U.S. Environmental Protection Agency Administrator Gina McCarthy recently announced President Barack Obama's selection of Heather McTeer Toney as regional administrator for EPA's regional office in Atlanta. EPA Region 4 includes Alabama, Florida, Georgia, Kentucky, Mississippi, North Carolina, South Carolina, Tennessee and six tribal nations.
"Heather McTeer Toney has a proven track record and broad experience as an advocate and dedicated public servant,” said Administrator McCarthy. “I have full confidence that she’ll continue that sense of service and leadership working to protect people’s health and the environment as regional administrator in the region she was born, raised, and still calls home.”

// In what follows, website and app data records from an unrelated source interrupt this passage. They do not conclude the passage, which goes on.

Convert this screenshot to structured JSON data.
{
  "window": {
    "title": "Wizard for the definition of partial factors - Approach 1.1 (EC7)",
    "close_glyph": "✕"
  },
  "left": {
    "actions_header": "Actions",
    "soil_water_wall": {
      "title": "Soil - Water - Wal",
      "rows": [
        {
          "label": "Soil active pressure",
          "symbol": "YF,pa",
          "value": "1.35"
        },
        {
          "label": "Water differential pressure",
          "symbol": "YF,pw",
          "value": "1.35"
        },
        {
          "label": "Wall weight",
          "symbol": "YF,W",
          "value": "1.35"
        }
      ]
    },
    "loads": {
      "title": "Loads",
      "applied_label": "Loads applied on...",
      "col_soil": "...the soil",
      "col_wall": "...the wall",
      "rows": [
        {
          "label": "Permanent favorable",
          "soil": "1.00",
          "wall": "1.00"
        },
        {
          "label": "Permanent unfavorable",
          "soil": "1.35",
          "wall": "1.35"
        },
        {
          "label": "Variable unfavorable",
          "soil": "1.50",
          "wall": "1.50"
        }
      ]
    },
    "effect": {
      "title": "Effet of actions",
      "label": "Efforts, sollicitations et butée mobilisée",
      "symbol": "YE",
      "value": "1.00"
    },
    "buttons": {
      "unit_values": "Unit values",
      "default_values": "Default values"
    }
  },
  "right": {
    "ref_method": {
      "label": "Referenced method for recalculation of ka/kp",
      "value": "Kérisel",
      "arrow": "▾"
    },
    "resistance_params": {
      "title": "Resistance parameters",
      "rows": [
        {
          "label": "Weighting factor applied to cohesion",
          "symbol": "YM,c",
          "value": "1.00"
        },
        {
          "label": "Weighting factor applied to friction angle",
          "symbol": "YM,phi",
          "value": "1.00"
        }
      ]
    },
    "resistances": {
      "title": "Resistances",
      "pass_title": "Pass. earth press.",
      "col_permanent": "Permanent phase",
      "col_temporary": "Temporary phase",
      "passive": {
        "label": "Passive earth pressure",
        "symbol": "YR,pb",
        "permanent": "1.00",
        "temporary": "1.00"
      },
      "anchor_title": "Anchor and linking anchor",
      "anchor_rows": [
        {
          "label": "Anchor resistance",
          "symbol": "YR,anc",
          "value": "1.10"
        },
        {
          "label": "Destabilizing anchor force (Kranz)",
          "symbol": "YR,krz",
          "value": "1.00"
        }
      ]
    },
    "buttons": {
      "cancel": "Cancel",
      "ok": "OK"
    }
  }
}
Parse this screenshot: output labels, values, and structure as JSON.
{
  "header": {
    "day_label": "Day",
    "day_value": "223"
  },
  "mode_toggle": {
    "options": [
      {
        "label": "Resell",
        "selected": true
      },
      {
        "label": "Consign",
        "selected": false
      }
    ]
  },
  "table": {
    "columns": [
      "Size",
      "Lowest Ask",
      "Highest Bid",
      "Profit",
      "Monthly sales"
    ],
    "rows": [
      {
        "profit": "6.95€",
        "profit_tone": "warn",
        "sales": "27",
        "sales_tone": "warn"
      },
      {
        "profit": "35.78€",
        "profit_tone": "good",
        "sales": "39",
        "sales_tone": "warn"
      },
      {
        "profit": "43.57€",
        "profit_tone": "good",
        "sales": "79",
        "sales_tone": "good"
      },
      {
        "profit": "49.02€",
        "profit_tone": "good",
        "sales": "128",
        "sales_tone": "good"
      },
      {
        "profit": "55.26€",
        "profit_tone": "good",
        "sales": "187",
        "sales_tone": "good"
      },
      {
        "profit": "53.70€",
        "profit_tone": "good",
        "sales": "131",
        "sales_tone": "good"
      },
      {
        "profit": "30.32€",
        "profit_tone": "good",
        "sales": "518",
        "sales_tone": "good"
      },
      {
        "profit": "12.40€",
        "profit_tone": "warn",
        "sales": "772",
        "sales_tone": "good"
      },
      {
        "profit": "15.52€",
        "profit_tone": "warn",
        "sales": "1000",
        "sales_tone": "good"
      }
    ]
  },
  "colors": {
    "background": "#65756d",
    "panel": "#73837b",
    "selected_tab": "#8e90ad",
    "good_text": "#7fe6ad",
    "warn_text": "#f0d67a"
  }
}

Ms. McTeer Toney was the first African-American and first female to serve as the Mayor of Greenville, Mississippi, holding that post from 2004-2012. She joins EPA from Mississippi Valley State University, where she is the Executive Director of the Center for Excellence in Student Learning. She is also the Principal Attorney at Heather McTeer, PLLC.
Ms. McTeer Toney's private-sector success is complemented by considerable experience in local and state politics. She began her career working as a member of McTeer and Associates Law Firm and handled a diverse group of cases ranging from racial discrimination to medical malpractice. Later she served as the President of the National Conference of Black Mayors and in 2009, was nominated by former EPA Administrator Lisa P. Jackson, to serve as the Chairwoman of the Local Government Advisory Committee. Heather is active in her community and an advocate for education, women’s issues, health and wellness. She is married to Dexter Toney and they have two children.
EPA regional administrators are responsible for managing the Agency's regional activities under the direction of the EPA administrator. They promote state and local environmental protection efforts and serve as a liaison to government officials. Heather is expected to begin her role as regional administrator in January.
SOURCE: U.S. Environmental Protection Agency